Europe sues to continue taxing digital content higher than physical

When is a book not a book? When it comes to European tax law. Continental lawmakers may punish France and Luxembourg for reducing VAT on e-books to match their physical equivalents.

In many countries, printed books and other content artefacts enjoy reduced VAT rate exemptions for cultural reasons. But digital equivalents are mostly not exempted.

This year, France moved e-books outside the country’s standard 19.6 percent VAT bracket, putting them on a footing with physical books’ seven percent rate. Luxembourg also reduced e-book tax from its 15 percent countrywide rate to just three percent.

But the European Commission has now begun investigating the countries for potentially breaching “infringing EU law”, saying:

“This situation is creating serious distortions of competition that are damaging to economic operators in the other 25 Member States since digital books can easily be purchased in a State other than the one where the consumer resides…

“Local actors in the electronic book market have complained that some of the dominant players in this market have reorganised their distribution channels to benefit from these reduced rates, which has apparently had a serious effect on the sale of books (both digital and traditional) in the other Member States in the first quarter of 2012.”

The EC’s technocratic action creates a rare anomaly in which it appears to be acting against consumers’ wish to buy books as cheaply as possibly across borders – something EC digital agenda commissioner Neelie Kroes’ agenda has specifically set out to achieve in her aim to create a single European digital content market.

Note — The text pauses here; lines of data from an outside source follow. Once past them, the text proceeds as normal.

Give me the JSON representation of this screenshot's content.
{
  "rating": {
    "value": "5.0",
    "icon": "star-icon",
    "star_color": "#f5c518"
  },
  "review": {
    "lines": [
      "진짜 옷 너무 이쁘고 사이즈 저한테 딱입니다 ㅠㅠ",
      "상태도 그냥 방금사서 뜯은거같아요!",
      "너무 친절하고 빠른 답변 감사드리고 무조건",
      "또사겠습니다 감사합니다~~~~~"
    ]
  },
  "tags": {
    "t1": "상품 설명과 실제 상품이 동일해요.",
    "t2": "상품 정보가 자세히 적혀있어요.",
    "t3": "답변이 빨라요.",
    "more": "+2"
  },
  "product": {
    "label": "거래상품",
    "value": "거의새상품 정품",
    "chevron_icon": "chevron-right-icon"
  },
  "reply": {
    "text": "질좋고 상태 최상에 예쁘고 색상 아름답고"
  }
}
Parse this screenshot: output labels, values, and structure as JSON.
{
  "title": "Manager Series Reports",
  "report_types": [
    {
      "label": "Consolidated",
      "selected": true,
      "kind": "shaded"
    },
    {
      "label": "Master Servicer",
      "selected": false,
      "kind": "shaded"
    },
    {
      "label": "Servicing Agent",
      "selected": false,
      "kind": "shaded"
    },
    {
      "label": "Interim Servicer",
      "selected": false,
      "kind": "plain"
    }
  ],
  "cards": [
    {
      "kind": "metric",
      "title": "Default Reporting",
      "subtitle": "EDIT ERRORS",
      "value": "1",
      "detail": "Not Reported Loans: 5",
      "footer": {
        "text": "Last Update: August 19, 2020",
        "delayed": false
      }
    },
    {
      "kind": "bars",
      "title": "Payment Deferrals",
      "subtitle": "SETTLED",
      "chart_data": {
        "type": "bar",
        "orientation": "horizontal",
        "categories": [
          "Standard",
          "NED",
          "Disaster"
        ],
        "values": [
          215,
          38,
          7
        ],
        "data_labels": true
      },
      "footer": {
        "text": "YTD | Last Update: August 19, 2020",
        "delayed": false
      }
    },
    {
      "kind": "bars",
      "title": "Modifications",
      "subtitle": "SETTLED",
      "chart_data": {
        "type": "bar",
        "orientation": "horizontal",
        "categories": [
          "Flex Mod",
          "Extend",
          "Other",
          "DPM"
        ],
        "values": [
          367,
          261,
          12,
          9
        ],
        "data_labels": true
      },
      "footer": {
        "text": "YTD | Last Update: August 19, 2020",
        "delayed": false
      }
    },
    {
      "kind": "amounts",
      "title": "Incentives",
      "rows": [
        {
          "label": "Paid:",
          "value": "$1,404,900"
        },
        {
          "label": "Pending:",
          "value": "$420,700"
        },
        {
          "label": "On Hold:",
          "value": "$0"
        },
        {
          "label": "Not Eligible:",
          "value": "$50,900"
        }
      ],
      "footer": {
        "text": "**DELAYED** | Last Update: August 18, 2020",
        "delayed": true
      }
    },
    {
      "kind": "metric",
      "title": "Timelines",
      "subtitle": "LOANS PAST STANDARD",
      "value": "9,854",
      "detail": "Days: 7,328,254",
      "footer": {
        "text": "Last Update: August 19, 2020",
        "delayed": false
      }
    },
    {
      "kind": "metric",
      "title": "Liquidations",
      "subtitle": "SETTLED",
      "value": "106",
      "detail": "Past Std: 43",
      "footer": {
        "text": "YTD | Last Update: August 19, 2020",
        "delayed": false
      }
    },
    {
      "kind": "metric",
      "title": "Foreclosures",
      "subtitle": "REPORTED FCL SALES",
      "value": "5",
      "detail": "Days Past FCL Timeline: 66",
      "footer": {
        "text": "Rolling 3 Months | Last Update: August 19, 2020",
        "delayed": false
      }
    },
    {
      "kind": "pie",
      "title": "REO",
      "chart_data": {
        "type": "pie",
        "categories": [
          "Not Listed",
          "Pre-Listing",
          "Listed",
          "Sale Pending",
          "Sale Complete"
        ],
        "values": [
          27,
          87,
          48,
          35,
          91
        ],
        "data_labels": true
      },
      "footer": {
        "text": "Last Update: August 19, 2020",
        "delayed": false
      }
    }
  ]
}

And it is an issue that is more widespread than just books. Digital newspapers, for example, typically do not benefit from the special VAT reductions applied to their printed forebears, putting them at a price disadvantage with old-line products.

The EU allowed member states to reduce book VAT in 2006. This week, however, the EC said: “Downloading of digital books … is not included in this list and cannot therefore be taxed at the reduced rate.” In truth, the EU’s 2006 mandate did not specifically disallow digital book reductions, and was absent of any distinction between physical and digital at all. No wonder individual countries are deciding, for themselves, “a book is a book”, regardless of medium.

This kerfuffle may be short-term. The European Commission says it will put forward proposals by the end of 2013 for making printed and digital book rates equivalent. For now, however, individual countries that act sooner may be deemed lawbreakers.